This shift by Turkey is part of Erdogan's new diplomatic phase as he seeks to establish himself as a strong and reliable country in the region. Although the Turkish president has been one of the most critical of al-Assad's presidency and his government has been accused of having employed jihadist mercenaries against him, Turkey now intends to re-establish closer ties 'without conditions'.
Similarly, this possible rapprochement may have been encouraged by Russia after Moscow proposed in talks with Turkey that Turkey and Syria should work together to maintain a 'safe zone'.
Along these lines, it is possible that Erdogan will try to make a direct approach to al-Assad next September in the framework of the Shanghai Cooperation Organisation, to which both are invited.
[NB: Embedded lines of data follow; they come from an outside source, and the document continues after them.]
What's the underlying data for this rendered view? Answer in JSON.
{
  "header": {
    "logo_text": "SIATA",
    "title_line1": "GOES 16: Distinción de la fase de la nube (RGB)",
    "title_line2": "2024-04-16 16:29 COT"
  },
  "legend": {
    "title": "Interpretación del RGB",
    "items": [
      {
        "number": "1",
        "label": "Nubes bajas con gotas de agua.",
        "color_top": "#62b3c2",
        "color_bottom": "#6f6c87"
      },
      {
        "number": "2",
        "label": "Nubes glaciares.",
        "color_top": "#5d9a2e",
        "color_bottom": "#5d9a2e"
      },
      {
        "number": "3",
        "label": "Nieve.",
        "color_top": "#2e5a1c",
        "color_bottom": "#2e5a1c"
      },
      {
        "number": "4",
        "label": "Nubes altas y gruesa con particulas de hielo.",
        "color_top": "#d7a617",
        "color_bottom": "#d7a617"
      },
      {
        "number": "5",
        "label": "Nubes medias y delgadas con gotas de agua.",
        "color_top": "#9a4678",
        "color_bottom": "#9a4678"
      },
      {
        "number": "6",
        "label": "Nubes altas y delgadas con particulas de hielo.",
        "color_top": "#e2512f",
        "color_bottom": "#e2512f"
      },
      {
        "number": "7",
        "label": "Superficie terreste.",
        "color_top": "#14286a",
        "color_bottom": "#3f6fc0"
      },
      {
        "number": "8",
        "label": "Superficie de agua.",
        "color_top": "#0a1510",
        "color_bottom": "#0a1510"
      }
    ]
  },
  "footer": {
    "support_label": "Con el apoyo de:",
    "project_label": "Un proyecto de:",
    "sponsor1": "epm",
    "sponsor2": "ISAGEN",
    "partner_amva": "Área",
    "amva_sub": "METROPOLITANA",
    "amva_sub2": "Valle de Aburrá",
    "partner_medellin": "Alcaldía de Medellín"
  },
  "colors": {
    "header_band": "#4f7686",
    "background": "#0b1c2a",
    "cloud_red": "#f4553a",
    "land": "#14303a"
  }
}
For the Syrian opposition in Turkey this gesture has been met with deep criticism as millions of Syrian refugees are under 'temporary protection' status in Turkey. In the face of mounting public pressure, Erdogan has reportedly pledged to return the millions of refugees to Syria in a gesture that has also met with no response from Damascus.
What the al-Assad government has openly criticised is the presence of Turkish military personnel in Syria. Damascus has openly called on Turkey to withdraw its forces from Syrian territory, while Ankara sees the presence of its troops as beneficial to both countries because they would be aimed at eliminating "the terrorist threat".
Since Turkey began its military operations against Kurdish targets in northern Syria, specifically in the cities of Tel Rifaat and Manbij, thousands of Kurds have been killed by its offensives and bombardments. Kurdish military organisations such as the YPG, the armed wing of the Peoples' Democratic Party (HDP) and the YPJ, the Women's Protection Units, Turkey's bitter enemies, played a key role in the Syrian civil conflict after overthrowing the jihadists who had taken over a large part of Syrian territory and established Raqa as the capital of their Caliphate.
Both organisations have systematically denounced Turkey for having carried out numerous human rights violations against both their members and the Kurdish civilian population, as well as killings and unjust imprisonments.
Today, the pro-Kurdish political organisation HDP is the third largest parliamentary force in Turkey and over the years has faced a tortuous path to continued existence. In this context, Erdogan's government has tried to outlaw it and eliminate it from political life in Turkey, something it has so far failed to achieve. Meanwhile, with only a year to go before elections are held in Turkey, Erdogan, leader of the Islamist Justice and Development Party (AKP), is being increasingly rejected by society and losing supporters at a frantic pace.